“As long-term investors, the Invesco Developing Markets fund seeks investment opportunities in the best companies in the world, led by world-class management teams, and that have the potential for long-term structural growth,” Justin Leverenz, chief investment officer at Invesco Developing Markets Fund, said in a statement. “Our investment in Swiggy represents such an investment.”
Sriharsha Majety, co-founder and chief executive of Swiggy, said Instamart has reached a GMV in just 17 months what it took the core food delivery business 40 months to deliver.
“Our goal is to make Swiggy the platform that 100 million consumers can use 15 times a month. We will continue to invest in our people, products, and partners to create a positive impact on the ecosystem and accelerate the digital transformation in food and grocery delivery and other on-demand services,” he added.
At stake is India’s food services market, which is expected to reach USD97 billion by March of 2026, analysts at Bernstein wrote in a report to clients last year.
“India food services market is large and expected to reach USD97 billion by FY25. Organized food service is growing faster and expected to reach 55% market share by FY25. We expect online penetration to expand to 20% by FY25 and market size to reach $20 billion growing at 46% CAGR. Significant part of the growth will be driven by new customer acquisition and penetration into smaller markets.

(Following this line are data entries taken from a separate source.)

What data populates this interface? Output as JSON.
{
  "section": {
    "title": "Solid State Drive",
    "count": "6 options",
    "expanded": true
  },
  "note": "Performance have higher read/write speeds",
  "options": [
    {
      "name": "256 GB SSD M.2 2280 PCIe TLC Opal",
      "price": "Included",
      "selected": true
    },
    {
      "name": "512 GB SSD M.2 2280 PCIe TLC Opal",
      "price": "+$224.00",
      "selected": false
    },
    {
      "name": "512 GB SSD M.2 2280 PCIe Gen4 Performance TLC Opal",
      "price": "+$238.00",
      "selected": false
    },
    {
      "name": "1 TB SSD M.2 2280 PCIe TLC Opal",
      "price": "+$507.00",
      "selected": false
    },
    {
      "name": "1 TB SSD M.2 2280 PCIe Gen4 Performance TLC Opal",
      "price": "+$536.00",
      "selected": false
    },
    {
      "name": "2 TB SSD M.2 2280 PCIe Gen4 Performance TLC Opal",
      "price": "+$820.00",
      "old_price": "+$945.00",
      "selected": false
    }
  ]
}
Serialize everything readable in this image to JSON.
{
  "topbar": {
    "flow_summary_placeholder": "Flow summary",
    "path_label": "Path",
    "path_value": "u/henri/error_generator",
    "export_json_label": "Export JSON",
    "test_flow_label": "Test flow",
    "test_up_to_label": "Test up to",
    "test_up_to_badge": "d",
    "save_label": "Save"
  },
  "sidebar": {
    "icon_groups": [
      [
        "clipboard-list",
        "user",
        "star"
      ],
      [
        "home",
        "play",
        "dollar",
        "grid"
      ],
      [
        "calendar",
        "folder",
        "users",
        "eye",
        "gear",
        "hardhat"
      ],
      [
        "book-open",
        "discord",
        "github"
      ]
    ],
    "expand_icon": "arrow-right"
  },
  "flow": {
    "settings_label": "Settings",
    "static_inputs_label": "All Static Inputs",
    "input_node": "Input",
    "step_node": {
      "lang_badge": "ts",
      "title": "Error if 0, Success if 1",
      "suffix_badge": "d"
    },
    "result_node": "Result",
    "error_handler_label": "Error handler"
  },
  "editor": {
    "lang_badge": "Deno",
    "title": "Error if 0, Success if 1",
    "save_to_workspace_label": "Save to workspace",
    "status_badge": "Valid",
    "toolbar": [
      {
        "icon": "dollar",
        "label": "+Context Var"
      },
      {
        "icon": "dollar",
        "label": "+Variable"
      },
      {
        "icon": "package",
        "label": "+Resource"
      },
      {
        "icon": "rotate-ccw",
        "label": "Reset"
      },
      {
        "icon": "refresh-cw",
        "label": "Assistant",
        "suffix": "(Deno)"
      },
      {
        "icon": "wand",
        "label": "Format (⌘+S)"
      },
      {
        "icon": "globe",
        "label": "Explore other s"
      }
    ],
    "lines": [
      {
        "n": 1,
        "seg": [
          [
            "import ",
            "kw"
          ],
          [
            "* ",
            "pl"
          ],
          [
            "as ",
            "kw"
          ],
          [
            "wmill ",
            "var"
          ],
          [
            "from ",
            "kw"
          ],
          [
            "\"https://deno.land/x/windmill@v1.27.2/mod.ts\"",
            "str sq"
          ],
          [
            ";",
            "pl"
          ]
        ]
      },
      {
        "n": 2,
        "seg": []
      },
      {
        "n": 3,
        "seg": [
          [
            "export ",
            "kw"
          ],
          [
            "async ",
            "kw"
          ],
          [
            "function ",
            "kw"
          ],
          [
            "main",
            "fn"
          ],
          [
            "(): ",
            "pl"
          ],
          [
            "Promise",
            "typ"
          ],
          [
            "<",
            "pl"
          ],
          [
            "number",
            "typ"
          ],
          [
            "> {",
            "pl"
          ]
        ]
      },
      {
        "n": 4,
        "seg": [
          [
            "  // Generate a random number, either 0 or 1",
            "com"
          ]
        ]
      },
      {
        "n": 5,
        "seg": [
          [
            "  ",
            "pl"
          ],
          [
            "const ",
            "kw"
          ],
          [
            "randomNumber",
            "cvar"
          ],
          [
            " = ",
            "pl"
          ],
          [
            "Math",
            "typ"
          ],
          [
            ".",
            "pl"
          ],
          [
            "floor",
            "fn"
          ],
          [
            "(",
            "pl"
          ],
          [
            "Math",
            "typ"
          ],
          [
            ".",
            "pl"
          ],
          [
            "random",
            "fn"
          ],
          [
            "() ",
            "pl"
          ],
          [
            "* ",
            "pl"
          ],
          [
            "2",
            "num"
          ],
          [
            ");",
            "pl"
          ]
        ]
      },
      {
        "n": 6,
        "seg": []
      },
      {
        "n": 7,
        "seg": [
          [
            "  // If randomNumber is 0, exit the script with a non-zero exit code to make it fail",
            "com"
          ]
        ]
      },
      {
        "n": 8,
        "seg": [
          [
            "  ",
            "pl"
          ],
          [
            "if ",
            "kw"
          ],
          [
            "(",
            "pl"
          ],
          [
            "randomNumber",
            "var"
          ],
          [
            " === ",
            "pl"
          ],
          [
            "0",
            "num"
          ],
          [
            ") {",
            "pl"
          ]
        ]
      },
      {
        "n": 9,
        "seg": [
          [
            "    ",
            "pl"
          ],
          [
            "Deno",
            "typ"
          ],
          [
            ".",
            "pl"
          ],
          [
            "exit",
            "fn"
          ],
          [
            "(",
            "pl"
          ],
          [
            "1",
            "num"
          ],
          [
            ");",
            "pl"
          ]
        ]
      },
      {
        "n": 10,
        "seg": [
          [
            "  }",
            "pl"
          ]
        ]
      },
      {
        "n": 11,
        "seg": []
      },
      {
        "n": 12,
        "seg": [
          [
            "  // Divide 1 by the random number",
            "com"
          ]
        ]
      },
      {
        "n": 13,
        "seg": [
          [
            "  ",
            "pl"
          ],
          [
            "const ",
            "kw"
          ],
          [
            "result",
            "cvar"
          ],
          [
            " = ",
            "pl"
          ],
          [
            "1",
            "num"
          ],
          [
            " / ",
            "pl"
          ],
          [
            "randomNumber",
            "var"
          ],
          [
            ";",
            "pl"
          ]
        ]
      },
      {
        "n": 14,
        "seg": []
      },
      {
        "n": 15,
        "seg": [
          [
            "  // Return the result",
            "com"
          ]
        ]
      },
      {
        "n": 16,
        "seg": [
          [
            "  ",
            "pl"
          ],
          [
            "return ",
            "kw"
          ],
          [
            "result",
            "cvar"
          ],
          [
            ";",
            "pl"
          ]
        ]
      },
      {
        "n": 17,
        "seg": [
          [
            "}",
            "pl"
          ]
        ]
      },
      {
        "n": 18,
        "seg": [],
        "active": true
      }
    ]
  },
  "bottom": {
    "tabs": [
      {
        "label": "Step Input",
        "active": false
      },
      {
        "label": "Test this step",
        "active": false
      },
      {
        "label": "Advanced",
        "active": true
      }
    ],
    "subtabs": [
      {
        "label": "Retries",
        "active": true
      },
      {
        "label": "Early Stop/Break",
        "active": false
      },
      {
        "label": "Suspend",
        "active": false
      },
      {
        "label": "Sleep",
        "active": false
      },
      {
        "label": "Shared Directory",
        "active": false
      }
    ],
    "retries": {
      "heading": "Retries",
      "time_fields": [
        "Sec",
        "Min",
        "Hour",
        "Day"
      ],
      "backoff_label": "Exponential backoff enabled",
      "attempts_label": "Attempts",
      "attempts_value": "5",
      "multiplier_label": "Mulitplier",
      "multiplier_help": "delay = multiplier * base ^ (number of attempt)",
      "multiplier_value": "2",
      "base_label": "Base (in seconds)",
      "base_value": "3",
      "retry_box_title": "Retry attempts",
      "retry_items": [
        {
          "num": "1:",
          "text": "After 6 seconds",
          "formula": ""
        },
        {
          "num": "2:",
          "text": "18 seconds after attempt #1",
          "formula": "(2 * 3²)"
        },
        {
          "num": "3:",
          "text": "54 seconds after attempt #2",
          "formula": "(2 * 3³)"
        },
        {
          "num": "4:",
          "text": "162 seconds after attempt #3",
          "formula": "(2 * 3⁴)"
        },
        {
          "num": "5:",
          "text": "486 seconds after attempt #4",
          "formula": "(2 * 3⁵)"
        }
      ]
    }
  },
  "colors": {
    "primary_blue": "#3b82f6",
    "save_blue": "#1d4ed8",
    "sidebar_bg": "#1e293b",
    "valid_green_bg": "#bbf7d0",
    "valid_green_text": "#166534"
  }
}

Zomato had 10 million monthly transacting users (MTU) in FY20, expected to increase 5x by FY25 to ~50 million,” they wrote.
Amazon, a third player, has also entered the food delivery space in India in recent years, but, as a Zomato executive mentioned in a public forum last year, the American e-commerce group has yet to make inroads in this category.